**EXERCISE MATERIAL**
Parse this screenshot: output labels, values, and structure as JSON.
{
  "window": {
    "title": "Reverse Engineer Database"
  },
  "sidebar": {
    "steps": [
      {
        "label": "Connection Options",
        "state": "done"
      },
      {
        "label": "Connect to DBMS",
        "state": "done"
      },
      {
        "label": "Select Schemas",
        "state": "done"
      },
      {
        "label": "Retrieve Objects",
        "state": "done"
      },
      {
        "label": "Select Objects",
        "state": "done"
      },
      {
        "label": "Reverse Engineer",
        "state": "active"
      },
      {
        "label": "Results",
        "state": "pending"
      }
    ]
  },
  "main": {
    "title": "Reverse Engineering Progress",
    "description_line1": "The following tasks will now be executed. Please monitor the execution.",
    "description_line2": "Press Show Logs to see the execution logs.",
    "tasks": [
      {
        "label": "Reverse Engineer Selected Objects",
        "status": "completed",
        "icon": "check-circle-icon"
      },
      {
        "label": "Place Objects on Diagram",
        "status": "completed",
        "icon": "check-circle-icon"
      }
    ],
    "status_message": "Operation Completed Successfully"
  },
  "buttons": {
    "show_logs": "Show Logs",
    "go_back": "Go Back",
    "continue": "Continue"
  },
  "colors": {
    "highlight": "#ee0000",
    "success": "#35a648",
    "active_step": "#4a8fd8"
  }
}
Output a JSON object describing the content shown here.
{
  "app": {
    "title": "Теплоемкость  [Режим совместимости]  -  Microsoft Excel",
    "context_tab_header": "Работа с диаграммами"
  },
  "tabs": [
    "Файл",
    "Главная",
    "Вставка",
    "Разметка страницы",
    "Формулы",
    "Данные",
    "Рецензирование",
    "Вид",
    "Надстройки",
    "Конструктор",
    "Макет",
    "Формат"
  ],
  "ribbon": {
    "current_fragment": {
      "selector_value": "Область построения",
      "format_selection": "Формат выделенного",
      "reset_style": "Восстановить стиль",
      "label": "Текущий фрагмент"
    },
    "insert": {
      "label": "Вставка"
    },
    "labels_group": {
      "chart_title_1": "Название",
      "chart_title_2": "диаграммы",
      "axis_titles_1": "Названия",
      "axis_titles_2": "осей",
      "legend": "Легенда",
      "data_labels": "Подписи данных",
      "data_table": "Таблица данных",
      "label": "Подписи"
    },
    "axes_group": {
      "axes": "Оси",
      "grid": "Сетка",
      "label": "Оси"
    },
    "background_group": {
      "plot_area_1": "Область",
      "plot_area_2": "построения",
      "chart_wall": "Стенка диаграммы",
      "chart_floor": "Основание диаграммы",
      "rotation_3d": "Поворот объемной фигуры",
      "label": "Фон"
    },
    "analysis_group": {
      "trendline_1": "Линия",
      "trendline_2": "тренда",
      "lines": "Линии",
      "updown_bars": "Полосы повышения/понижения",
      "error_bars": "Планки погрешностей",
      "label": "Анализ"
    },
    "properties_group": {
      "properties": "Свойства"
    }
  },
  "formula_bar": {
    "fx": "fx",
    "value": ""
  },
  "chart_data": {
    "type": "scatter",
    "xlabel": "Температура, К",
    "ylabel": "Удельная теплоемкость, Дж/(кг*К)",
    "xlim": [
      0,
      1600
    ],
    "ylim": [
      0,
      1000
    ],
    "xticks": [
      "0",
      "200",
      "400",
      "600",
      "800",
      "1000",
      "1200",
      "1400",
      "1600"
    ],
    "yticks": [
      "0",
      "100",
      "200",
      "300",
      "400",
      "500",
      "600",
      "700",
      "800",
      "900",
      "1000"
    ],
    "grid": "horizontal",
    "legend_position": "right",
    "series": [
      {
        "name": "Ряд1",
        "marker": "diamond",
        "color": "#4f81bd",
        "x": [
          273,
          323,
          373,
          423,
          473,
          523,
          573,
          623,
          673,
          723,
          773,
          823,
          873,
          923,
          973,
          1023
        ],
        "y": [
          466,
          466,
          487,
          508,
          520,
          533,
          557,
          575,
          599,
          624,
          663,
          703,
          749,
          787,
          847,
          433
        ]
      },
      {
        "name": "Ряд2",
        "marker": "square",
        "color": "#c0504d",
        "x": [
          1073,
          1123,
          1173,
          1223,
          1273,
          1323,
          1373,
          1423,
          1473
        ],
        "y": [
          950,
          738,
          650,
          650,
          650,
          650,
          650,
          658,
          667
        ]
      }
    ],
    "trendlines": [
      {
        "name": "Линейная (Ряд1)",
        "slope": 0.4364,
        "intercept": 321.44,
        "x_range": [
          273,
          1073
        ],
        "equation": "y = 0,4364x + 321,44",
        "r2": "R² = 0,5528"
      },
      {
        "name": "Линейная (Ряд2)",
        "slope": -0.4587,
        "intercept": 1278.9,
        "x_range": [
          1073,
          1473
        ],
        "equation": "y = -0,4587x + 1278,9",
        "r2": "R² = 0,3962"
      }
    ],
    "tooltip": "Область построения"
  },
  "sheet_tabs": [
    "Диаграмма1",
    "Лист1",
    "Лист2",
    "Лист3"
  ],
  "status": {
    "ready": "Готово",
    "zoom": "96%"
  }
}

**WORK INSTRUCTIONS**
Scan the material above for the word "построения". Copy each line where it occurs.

**EXERCISE RESULT**
      "selector_value": "Область построения",
      "plot_area_2": "построения",
    "tooltip": "Область построения"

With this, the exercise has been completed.